■ Exercise directions:
Print the line containing "Give me the" and all lines after it to the end of the records below, exactly as written. No pictures.
Start of Excerpted records
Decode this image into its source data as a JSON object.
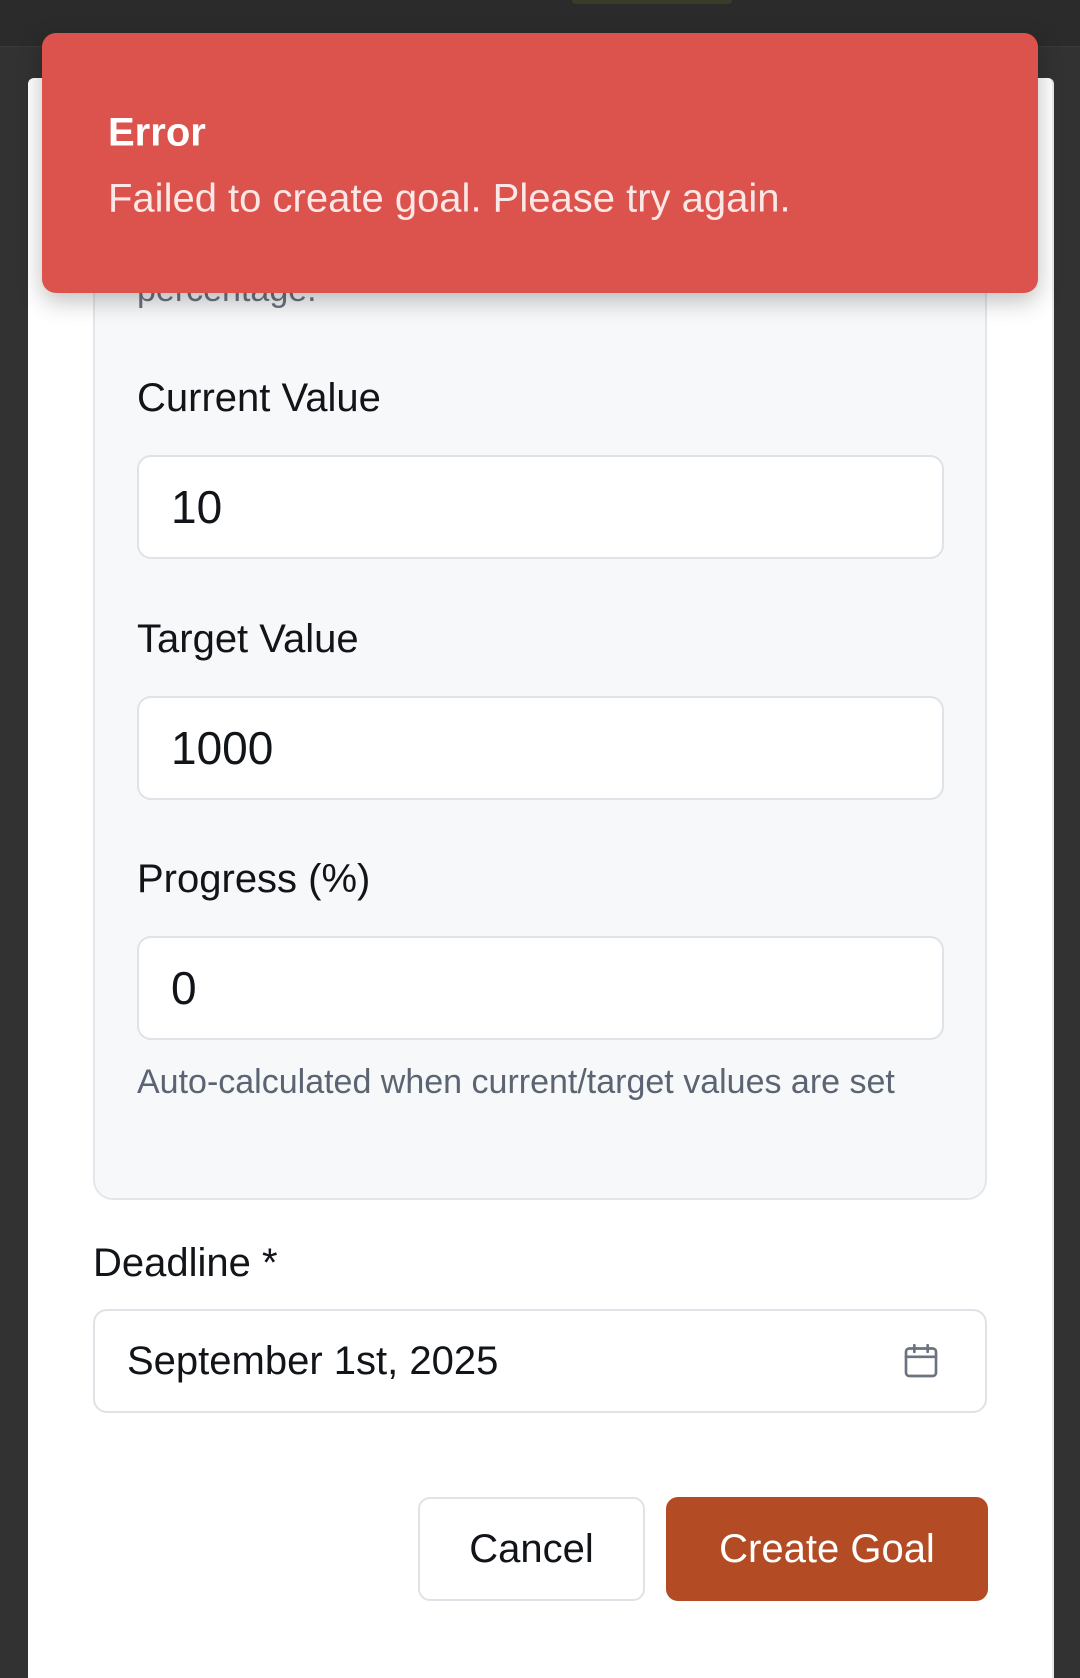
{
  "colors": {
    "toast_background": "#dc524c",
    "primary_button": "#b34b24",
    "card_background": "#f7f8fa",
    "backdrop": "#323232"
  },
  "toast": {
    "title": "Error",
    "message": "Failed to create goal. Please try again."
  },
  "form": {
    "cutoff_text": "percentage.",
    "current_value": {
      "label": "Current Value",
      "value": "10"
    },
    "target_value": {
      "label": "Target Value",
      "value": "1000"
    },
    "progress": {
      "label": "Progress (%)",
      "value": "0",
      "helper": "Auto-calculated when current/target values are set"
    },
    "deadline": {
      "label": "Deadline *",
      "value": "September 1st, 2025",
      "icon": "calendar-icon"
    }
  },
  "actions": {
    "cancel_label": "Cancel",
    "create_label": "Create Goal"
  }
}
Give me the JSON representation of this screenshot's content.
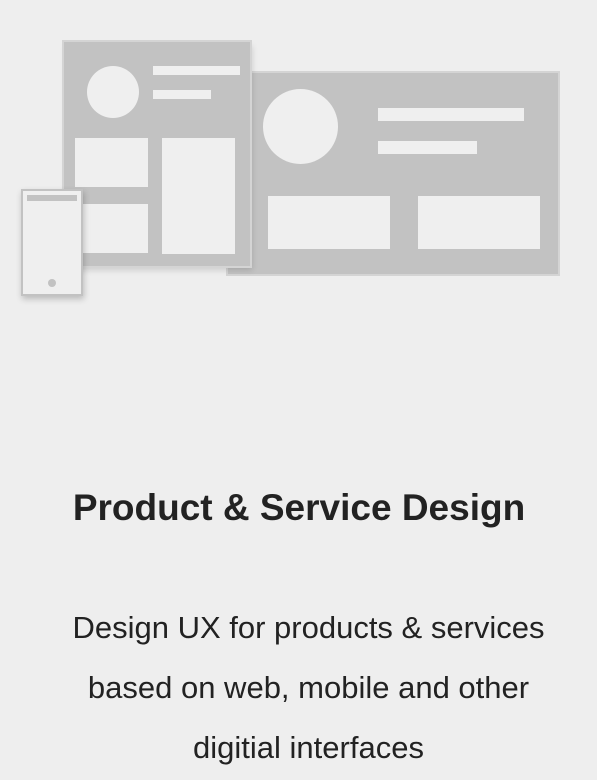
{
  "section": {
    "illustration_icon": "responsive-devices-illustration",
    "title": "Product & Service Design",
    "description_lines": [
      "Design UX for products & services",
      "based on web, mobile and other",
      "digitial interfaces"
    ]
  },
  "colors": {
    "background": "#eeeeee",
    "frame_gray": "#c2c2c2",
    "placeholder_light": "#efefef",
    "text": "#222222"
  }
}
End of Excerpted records
■ Task result:
Give me the JSON representation of this screenshot's content.
{
  "section": {
    "illustration_icon": "responsive-devices-illustration",
    "title": "Product & Service Design",
    "description_lines": [
      "Design UX for products & services",
      "based on web, mobile and other",
      "digitial interfaces"
    ]
  },
  "colors": {
    "background": "#eeeeee",
    "frame_gray": "#c2c2c2",
    "placeholder_light": "#efefef",
    "text": "#222222"
  }
}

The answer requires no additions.